      “It’s the rest of the country that’s in a weird delusion,” he states of the obsessions—demented B-movies, cheap rock ’n’ roll, cheaper drugs—that lie behind the music. Speaking for himself and all the gutter aesthetes he hung with over the years, Powers reasons that art was their salvation. “Then you don’t have to express it like a serial killer might do,” he says, returning to that hot-rod version of a chortle he has.

      Powers, who was known as Brian Tristan a long time ago, also concedes that stepping out of the wingman position was the toughest challenge he ever faced. “The lineage is great, and the résumé is great, but then you’re expected to be these people,” he explains. “You’re expected to be Nick Cave and Lux Interior and Jeffrey Lee Pierce—and you’re not. You’re just you. There’s a lot of thick grass to cut through with a machete to carve out your own thing.”

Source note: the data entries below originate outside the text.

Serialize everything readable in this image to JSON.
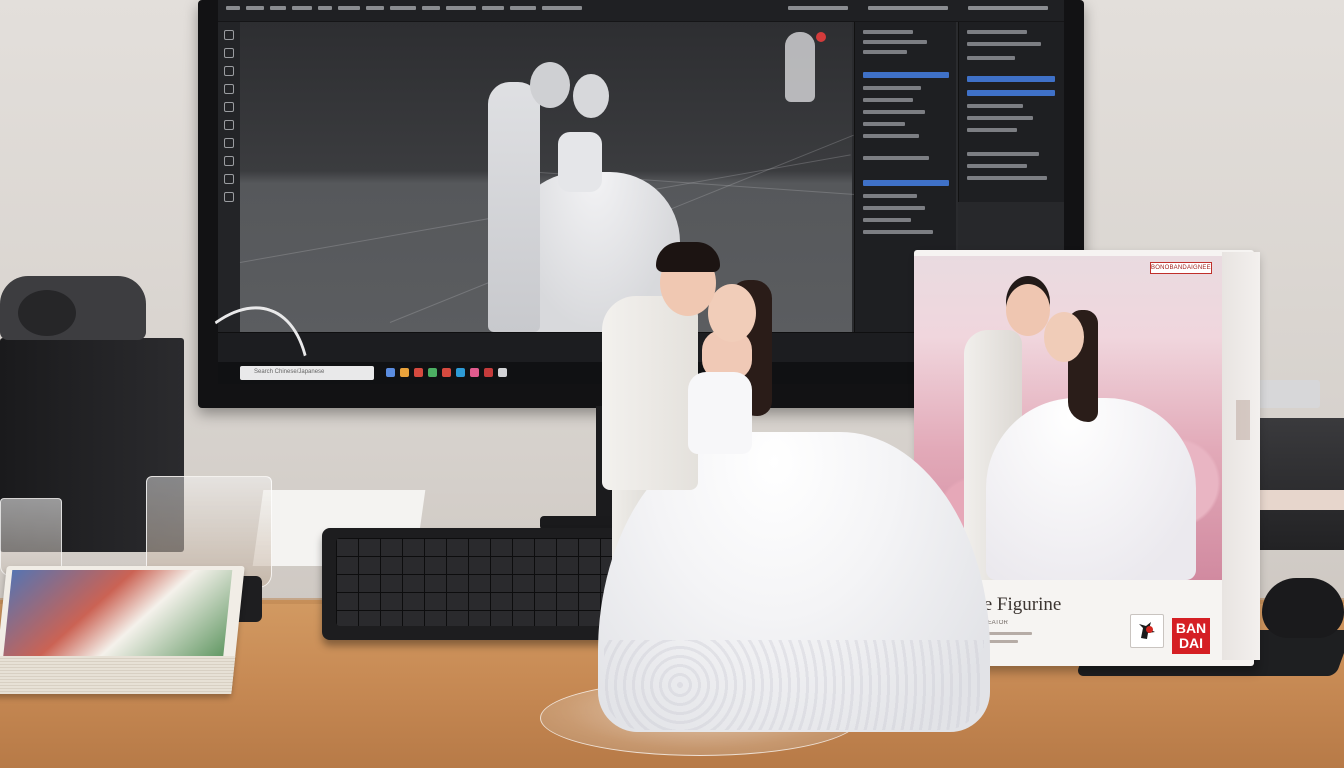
{
  "screen": {
    "taskbar": {
      "search_placeholder": "Search Chinese/Japanese"
    },
    "colors": {
      "selection": "#3f71c8",
      "viewport_bg": "#2d2e31"
    }
  },
  "product_box": {
    "brand_tag": "BONOBANDAIGNEERE",
    "title": "1/7 Scale Figurine",
    "fine_print": "BEAU COLLECTIVE CREATOR",
    "logo": "BAN DAI",
    "logo_lines": [
      "BAN",
      "DAI"
    ],
    "colors": {
      "logo_red": "#d51f24",
      "flowers": "#e2a9b8"
    }
  },
  "figurine": {
    "colors": {
      "gown": "#f4f4f6",
      "suit": "#f3f1ee"
    }
  }
}
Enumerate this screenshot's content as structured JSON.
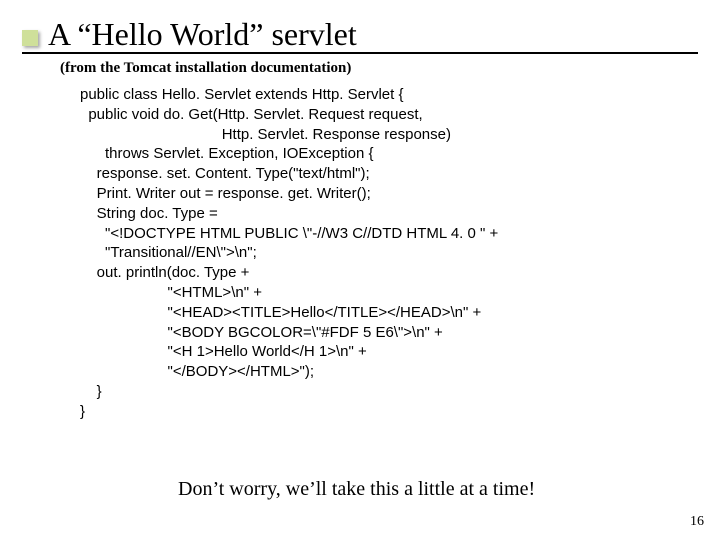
{
  "title": "A “Hello World” servlet",
  "subtitle": "(from the Tomcat installation documentation)",
  "code": "public class Hello. Servlet extends Http. Servlet {\n  public void do. Get(Http. Servlet. Request request,\n                                  Http. Servlet. Response response)\n      throws Servlet. Exception, IOException {\n    response. set. Content. Type(\"text/html\");\n    Print. Writer out = response. get. Writer();\n    String doc. Type =\n      \"<!DOCTYPE HTML PUBLIC \\\"-//W3 C//DTD HTML 4. 0 \" +\n      \"Transitional//EN\\\">\\n\";\n    out. println(doc. Type +\n                     \"<HTML>\\n\" +\n                     \"<HEAD><TITLE>Hello</TITLE></HEAD>\\n\" +\n                     \"<BODY BGCOLOR=\\\"#FDF 5 E6\\\">\\n\" +\n                     \"<H 1>Hello World</H 1>\\n\" +\n                     \"</BODY></HTML>\");\n    }\n}",
  "footnote": "Don’t worry, we’ll take this a little at a time!",
  "page_number": "16"
}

      Turns out Powers’s “thing” is monstrously impressive, especially when you grasp, as he does, that the real American dream sits somewhere between Mad magazine, Elvis, and Vampira’s tits. Moreover, the La Puente, California–born legend has an intuitive feel for the deep weirdness coursing through the best kind of rock ’n’ roll.

      “I definitely think it’s all alchemy,” Powers says. “That’s why people called the Cramps ‘voodoo rockabilly’. It’s the inexplicable. ‘Oh, I never I saw a ghost before, but when I saw the Cramps, I definitely saw—something!’ I would say that all of the people I’ve played with believe that it is in some way linked to magic, or whatever you want to call it. Persuasion without the use of logic. It’s not science. So it must be magic.”

      Kid Congo Powers and the Pink Monkey Birds play the Rickshaw Theatre on Thursday (May 14).